gold
navbar

PARC program at ECU

Tell a friend about this page.
All fields required.
Can be sent to only one email address at a time.
Share Facebook Icon Twitter Icon
parc1

Pregnancy and Recovery Clinic coordinator Alicia Bell, left, listens as ECU addictions and rehabilitation master’s student Qu’Nesha Hinton, right, speaks during a counseling session for new mothers or pregnant women with a history of substance abuse. The program is operated through ECU's Navigate clinic, provided through the Department of Addictions and Rehabilitations Studies in the College of Allied Health Sciences. (Photos by Cliff Hollis)



MAKING A RECOVERY

ECU, Vidant care for pregnant women, new moms with history of drug use

Jan. 16, 2014

By Crystal Baity
ECU News Services


East Carolina University and Vidant Medical Center have teamed up to help pregnant women and new mothers with a history of substance abuse across eastern North Carolina.

The Pregnancy and Recovery Clinic or PARC is an arm of ECU’s Navigate clinic, operated by the ECU Department of Addictions and Rehabilitation Studies in the College of Allied Health Sciences.

ECU staff and master’s students provide group counseling and collaborate with nurses at Vidant Medical Center who provide prenatal and perinatal education on topics from breastfeeding to babies in withdrawal, said Alicia Bell, coordinator of PARC and a doctoral student in addictions and rehabilitation studies.
 parcgroup
Working together to help new mothers and pregnant women manage their recovery through the PARC program are PARC coordinator Alicia Bell, standing at left, and ECU master's students Gwen Gilbert, seated left, Qu’Nesha Hinton, seated right, and Erin Swanson, standing right.


Participants must be pregnant or up to one year postpartum. Services are open to any woman with a history of substance abuse - not just first-time mothers - and are provided on a sliding fee scale. Individual counseling is also available to women who prefer it over group counseling.

“We are hoping to reach 100 women by the spring, roll out the program to various counties in the east, and build our outpatient group,” Bell said.

Early this year, organizers will tour a similar established program at the University of North Carolina at Chapel Hill to learn what works there and what could be duplicated in eastern North Carolina.

“We will also be taking on more student interns.
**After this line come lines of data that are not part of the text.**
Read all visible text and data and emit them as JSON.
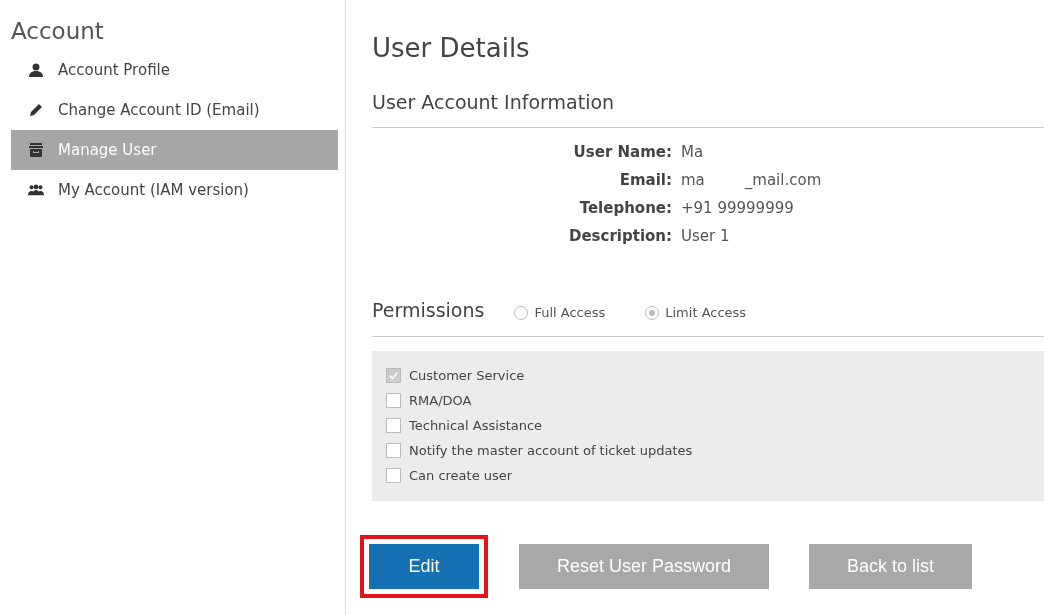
{
  "sidebar": {
    "title": "Account",
    "items": [
      {
        "label": "Account Profile",
        "kind": "profile",
        "selected": false
      },
      {
        "label": "Change Account ID (Email)",
        "kind": "edit",
        "selected": false
      },
      {
        "label": "Manage User",
        "kind": "manage",
        "selected": true
      },
      {
        "label": "My Account (IAM version)",
        "kind": "team",
        "selected": false
      }
    ]
  },
  "page_title": "User Details",
  "section_title": "User Account Information",
  "details": [
    {
      "label": "User Name:",
      "value_parts": [
        "Ma"
      ]
    },
    {
      "label": "Email:",
      "value_parts": [
        "ma",
        "_mail.com"
      ]
    },
    {
      "label": "Telephone:",
      "value_parts": [
        "+91 99999999"
      ]
    },
    {
      "label": "Description:",
      "value_parts": [
        "User 1"
      ]
    }
  ],
  "permissions": {
    "title": "Permissions",
    "options": [
      {
        "label": "Full Access",
        "selected": false
      },
      {
        "label": "Limit Access",
        "selected": true
      }
    ],
    "items": [
      {
        "label": "Customer Service",
        "checked": true
      },
      {
        "label": "RMA/DOA",
        "checked": false
      },
      {
        "label": "Technical Assistance",
        "checked": false
      },
      {
        "label": "Notify the master account of ticket updates",
        "checked": false
      },
      {
        "label": "Can create user",
        "checked": false
      }
    ]
  },
  "buttons": [
    {
      "label": "Edit",
      "kind": "primary",
      "highlighted": true
    },
    {
      "label": "Reset User Password",
      "kind": "secondary",
      "highlighted": false
    },
    {
      "label": "Back to list",
      "kind": "secondary",
      "highlighted": false
    }
  ]
}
PARC has proven to be a great place for counselors in training to learn. We have also had a lot of nursing students sit in on our assessments and groups, so hopefully they will learn motivational interviewing skills to use with patients in the health care field,” Bell said.

Motivational interviewing is a style of counseling that aims to bolster a person’s own commitment and motivation to change.

Teaching the basics

PARC has partnered with the Walter B. Jones Alcohol and Drug Abuse Treatment Center to provide counseling services and perinatal education on site, which is supported through a Transitions of Hope grant from the March of Dimes written by Vidant Health’s perinatal outreach coordinator Kimberly Harper.

Clients come from diverse cultural and socioeconomic backgrounds with a history of addiction to prescription pain medications, cocaine, heroin, marijuana, alcohol or injectable drugs. Usage of methamphetamine or “crystal meth” and bath salts are also on the rise in rural areas, officials say.

Babies withdrawing from a dependence on drugs or alcohol often will have a high pitched cry, diarrhea, shakes or jitters, and the baby will likely have to spend more time in the hospital at birth.

It’s particularly important for women who have chosen recovery to remain in therapy after delivery, Bell said, because studies show that women often cut back or eliminate their use of drugs while pregnant but start using again six to eight weeks after delivery.

“We are facilitating change by looking at the positives and negatives,” Bell said. “Getting someone to look at their values and behaviors, looking at what stage of change they’re in. What are you willing to do? You’re meeting the client where they’re at.”

They also emphasize harm reduction. “If you’re using needles, will you use clean needles?”

Providing support

Some of the women who are in group therapy for the first time are developing support systems, getting to know each other better and advocating for each other, Bell said.

“It’s been amazing to see the change and to watch them grow as individuals and believe they can make it in the world,” said Qu’Nesha Hinton, one of three ECU rehabilitation master’s degree dedicated to the program. Hinton and classmates Gwen Gilbert and Erin Swanson have been essential to the program’s success, Bell said.

The PARC program fills a void because providers are sometimes hesitant to care for pregnant women or new mothers with a history of substance use because they don’t know the best protocol, Bell said.

“I really feel its integrative care,” she said. “The mental health side and the medical side are working together to provide care the women need.”

Officials also plan to create a “train the trainer” program to broaden PARC’s reach and sustain efforts.

To learn more about the program, email navigate@ecu.edu or call 252-744-0328. The department is also accepting donations of new baby items (diapers, wipes, etc.) for women in the program.

 
ECU News Services
1001 E. Fifth St., Greenville, NC 27858
252-328-6481 | Contact us
© 2014 | Terms of Use | Last Updated: 2014-07-28
Give To East Carolina University